'The expression of a bare conclusion * * * does not reveal 'the basis' for the conclusion required by 47 U.S.C. 409(b) (1952), 66 Stat. 721 (1952), 47 U.S.C.A. 409(b). The statutory duty of this court to review the action of the Commission cannot be performed without a fuller statement of its reasons for its conclusion.' Telanserphone, Inc. v. Federal Communications Commission, 1956, 97 U.S.App.D.C. 398, at page 401, 231 F.2d 732, at page 735.
Adequate explanation may perhaps be forthcoming: we are not saying that the Commission may not it the end be able to justify the result it has reached. We think, however, that it has not so far done so.
A further comment may be noted.

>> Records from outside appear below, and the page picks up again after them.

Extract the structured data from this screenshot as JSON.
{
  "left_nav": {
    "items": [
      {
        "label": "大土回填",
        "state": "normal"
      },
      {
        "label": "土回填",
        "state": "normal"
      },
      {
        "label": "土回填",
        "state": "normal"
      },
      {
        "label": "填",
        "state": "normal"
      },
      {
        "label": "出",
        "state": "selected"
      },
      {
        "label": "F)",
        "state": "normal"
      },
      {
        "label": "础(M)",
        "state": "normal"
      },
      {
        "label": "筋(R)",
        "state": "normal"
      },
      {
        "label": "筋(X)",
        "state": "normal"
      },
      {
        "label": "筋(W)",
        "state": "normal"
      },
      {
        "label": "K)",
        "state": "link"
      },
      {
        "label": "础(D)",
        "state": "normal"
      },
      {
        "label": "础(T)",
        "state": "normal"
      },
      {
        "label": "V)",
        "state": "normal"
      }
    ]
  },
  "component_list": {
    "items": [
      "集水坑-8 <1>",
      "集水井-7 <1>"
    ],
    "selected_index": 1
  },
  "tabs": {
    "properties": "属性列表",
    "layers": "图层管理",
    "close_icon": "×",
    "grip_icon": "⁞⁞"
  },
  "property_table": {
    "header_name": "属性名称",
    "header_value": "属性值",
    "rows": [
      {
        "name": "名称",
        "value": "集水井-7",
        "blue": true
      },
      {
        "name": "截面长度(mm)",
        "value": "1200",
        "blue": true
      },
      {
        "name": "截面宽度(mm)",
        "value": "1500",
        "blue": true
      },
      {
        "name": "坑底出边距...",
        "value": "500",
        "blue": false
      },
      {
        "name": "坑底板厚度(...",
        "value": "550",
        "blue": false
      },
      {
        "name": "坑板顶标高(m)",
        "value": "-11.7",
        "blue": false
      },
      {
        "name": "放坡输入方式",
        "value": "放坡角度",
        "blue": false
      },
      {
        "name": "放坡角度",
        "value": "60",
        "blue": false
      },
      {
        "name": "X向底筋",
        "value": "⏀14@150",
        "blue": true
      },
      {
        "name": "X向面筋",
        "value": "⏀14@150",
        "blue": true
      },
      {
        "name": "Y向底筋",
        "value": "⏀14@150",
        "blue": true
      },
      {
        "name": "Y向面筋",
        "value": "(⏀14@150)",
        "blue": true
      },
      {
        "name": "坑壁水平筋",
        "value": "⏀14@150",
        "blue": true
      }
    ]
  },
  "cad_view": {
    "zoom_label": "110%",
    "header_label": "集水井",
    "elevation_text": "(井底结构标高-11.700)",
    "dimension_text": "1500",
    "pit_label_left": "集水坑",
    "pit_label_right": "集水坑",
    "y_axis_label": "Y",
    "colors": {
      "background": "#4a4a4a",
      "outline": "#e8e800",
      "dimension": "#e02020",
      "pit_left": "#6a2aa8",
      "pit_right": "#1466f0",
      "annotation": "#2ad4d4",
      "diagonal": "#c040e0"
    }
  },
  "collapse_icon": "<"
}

All too often in cases like the present the broadcasters involved appear to be chiefly interested in the revenues to be derived from operating their stations in the most profitable manner. It seems clear in the present case that WOOD-TV will make more money in its new location than in the old: it is moving to a more prosperous and more highly populated area, and its advertising revenues will no doubt increase. But such considerations, though legitimate, cannot be controlling.5 Television and radio are affected with a public interest: the Nation allows its air waves to be used as a matter of privilege rather than of right. The enterprises which today are profiting so handsomely from radio and television may in the end find it in their own best interest to treat their businesses primarily as a public trust.
We will reverse the Commission's order and remand the case for further proceedings not inconsistent with this opinion. The Commission may, if it is so advised, preserve the rendition of service to the public by WOOD-TV from either the old or the new transmitter site, pending reconsideration of the case.
The protest was filed under the then provisions of Section 309(c) of the Communications Act of 1934, 48 Stat. 1085, as amended, 47 U.S.C.A. 309(c)
That the Commission was here referring to the Grade B service area appears from the Commission's brief and from the Examiner's findings
17 Fed.Reg. 3905 at 3912; Vol. I (Part 3) Pike & Fischer Radio R. 91.599 at 91.620
Not to be overlooked is the fact that the original grant was predicated upon the needs of the area to be served from the initial transmitter site, and WOOD-TV TV received its 1953 award on its proposal to serve that area